_What to do_
Filter the entries for the string "screenshot". Copy each line that has it.

----- Raw data -----

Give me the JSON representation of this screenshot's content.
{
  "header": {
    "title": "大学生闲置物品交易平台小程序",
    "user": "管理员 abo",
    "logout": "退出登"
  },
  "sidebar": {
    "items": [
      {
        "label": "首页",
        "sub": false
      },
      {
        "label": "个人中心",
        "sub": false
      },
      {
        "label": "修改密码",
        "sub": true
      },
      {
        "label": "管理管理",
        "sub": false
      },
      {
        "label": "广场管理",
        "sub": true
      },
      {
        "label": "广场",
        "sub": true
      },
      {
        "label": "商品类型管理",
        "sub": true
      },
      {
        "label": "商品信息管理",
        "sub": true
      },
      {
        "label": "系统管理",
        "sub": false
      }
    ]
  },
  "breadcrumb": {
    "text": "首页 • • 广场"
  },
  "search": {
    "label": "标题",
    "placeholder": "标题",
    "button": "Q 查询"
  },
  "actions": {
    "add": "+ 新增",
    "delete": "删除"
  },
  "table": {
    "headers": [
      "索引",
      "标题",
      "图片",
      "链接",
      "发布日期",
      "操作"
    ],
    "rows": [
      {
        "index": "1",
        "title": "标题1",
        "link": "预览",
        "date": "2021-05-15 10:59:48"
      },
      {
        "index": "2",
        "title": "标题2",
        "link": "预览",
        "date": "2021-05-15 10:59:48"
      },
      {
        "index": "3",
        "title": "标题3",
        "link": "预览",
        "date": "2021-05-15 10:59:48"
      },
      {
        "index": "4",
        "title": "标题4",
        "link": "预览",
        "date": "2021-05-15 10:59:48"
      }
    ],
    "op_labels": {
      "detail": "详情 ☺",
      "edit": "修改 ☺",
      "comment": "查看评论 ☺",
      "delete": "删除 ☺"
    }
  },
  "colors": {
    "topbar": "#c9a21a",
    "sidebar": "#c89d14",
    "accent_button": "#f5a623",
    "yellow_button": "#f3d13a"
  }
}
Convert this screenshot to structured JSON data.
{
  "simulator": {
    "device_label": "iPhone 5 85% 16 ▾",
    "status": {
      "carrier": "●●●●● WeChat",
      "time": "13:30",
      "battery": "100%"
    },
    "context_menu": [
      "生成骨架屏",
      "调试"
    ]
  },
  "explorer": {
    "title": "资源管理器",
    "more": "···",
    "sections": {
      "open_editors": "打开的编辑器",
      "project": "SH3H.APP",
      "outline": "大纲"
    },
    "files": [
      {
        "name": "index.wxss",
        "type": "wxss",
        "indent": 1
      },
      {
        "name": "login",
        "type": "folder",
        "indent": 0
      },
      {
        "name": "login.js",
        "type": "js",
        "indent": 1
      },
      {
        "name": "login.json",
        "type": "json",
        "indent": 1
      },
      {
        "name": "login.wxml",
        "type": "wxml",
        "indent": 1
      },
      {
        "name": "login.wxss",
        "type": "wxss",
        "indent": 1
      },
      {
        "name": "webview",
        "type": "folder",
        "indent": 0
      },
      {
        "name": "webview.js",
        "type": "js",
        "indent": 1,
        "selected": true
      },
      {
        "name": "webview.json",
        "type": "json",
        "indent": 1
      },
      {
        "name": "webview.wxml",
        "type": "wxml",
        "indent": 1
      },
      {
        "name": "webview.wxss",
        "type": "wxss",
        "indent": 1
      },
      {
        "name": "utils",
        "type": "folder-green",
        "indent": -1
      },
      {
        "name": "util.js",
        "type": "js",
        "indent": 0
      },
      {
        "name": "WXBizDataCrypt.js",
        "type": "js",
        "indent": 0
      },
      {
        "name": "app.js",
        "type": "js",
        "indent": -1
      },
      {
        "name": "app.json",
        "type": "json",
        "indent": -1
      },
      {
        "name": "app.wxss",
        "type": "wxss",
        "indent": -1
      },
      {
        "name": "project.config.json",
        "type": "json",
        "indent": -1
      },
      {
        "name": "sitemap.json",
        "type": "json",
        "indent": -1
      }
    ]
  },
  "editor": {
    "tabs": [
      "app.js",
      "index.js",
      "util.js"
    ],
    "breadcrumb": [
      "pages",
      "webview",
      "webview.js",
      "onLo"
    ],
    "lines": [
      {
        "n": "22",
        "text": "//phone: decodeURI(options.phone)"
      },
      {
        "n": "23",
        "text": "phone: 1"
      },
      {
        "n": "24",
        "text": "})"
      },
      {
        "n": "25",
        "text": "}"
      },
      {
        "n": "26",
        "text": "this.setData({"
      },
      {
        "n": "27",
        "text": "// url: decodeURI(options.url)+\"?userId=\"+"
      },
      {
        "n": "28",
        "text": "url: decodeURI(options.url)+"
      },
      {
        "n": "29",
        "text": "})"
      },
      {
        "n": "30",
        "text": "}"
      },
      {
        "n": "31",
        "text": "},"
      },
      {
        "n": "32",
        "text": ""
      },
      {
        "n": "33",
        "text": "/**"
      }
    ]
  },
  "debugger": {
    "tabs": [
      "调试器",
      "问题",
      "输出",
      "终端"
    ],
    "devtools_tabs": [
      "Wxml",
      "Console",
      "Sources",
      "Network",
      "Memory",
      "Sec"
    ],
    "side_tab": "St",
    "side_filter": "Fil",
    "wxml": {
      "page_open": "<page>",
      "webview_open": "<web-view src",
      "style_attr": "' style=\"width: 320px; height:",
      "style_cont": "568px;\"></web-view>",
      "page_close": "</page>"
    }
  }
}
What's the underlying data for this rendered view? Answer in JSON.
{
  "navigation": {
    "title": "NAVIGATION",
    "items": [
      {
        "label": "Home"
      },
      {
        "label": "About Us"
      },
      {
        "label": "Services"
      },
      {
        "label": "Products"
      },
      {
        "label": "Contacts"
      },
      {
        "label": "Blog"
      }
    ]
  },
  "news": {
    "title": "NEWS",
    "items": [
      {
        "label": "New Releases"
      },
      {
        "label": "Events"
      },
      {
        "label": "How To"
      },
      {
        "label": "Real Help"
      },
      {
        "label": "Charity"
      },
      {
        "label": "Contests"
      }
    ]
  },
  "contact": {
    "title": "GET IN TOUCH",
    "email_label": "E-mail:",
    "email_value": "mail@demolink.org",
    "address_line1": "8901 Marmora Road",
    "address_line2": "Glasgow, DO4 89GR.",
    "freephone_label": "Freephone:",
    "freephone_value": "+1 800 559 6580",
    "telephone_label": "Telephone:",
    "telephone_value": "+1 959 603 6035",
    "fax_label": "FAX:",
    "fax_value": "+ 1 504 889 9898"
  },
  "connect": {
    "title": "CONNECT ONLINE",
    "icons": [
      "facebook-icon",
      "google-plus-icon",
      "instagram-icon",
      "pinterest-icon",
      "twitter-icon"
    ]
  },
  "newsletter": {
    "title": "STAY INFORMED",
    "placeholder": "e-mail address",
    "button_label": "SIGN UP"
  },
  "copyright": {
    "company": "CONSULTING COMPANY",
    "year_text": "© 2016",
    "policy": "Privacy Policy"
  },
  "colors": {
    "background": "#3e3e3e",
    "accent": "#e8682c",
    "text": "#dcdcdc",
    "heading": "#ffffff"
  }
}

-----

_Your response_
Give me the JSON representation of this screenshot's content.
Convert this screenshot to structured JSON data.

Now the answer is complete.